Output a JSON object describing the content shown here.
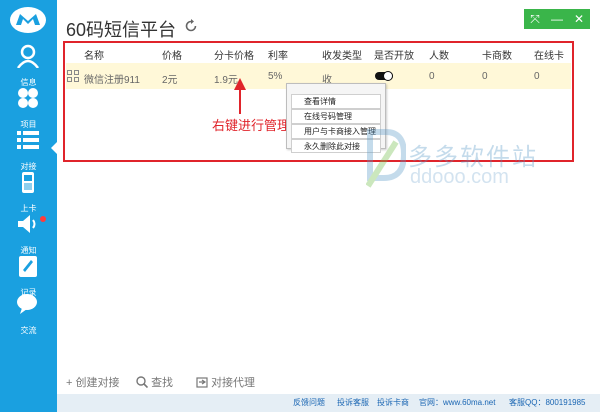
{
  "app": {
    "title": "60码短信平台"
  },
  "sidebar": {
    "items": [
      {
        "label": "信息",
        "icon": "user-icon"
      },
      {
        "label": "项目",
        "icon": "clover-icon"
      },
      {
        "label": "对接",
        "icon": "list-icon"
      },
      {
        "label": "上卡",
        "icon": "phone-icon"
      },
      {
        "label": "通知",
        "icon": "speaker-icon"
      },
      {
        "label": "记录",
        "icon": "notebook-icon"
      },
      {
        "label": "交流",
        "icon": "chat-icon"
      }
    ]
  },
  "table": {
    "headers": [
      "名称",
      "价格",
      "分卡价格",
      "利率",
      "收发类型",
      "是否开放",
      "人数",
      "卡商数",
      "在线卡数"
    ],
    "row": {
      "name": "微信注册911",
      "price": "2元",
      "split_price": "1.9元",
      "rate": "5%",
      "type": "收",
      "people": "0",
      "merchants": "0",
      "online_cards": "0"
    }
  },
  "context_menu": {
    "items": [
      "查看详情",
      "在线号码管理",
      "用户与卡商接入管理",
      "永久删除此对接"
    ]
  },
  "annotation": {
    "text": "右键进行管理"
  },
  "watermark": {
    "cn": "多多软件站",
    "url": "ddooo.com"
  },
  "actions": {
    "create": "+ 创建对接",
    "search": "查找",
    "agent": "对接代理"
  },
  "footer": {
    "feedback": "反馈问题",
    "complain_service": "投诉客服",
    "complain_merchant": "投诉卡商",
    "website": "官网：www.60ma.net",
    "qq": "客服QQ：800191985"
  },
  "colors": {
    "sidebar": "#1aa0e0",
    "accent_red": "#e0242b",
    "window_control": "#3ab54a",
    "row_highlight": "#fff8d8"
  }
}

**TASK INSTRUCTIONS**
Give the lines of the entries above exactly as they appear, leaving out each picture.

**OUTPUT BELOW**
Output a JSON object describing the content shown here.
{
  "app": {
    "title": "60码短信平台"
  },
  "sidebar": {
    "items": [
      {
        "label": "信息",
        "icon": "user-icon"
      },
      {
        "label": "项目",
        "icon": "clover-icon"
      },
      {
        "label": "对接",
        "icon": "list-icon"
      },
      {
        "label": "上卡",
        "icon": "phone-icon"
      },
      {
        "label": "通知",
        "icon": "speaker-icon"
      },
      {
        "label": "记录",
        "icon": "notebook-icon"
      },
      {
        "label": "交流",
        "icon": "chat-icon"
      }
    ]
  },
  "table": {
    "headers": [
      "名称",
      "价格",
      "分卡价格",
      "利率",
      "收发类型",
      "是否开放",
      "人数",
      "卡商数",
      "在线卡数"
    ],
    "row": {
      "name": "微信注册911",
      "price": "2元",
      "split_price": "1.9元",
      "rate": "5%",
      "type": "收",
      "people": "0",
      "merchants": "0",
      "online_cards": "0"
    }
  },
  "context_menu": {
    "items": [
      "查看详情",
      "在线号码管理",
      "用户与卡商接入管理",
      "永久删除此对接"
    ]
  },
  "annotation": {
    "text": "右键进行管理"
  },
  "watermark": {
    "cn": "多多软件站",
    "url": "ddooo.com"
  },
  "actions": {
    "create": "+ 创建对接",
    "search": "查找",
    "agent": "对接代理"
  },
  "footer": {
    "feedback": "反馈问题",
    "complain_service": "投诉客服",
    "complain_merchant": "投诉卡商",
    "website": "官网：www.60ma.net",
    "qq": "客服QQ：800191985"
  },
  "colors": {
    "sidebar": "#1aa0e0",
    "accent_red": "#e0242b",
    "window_control": "#3ab54a",
    "row_highlight": "#fff8d8"
  }
}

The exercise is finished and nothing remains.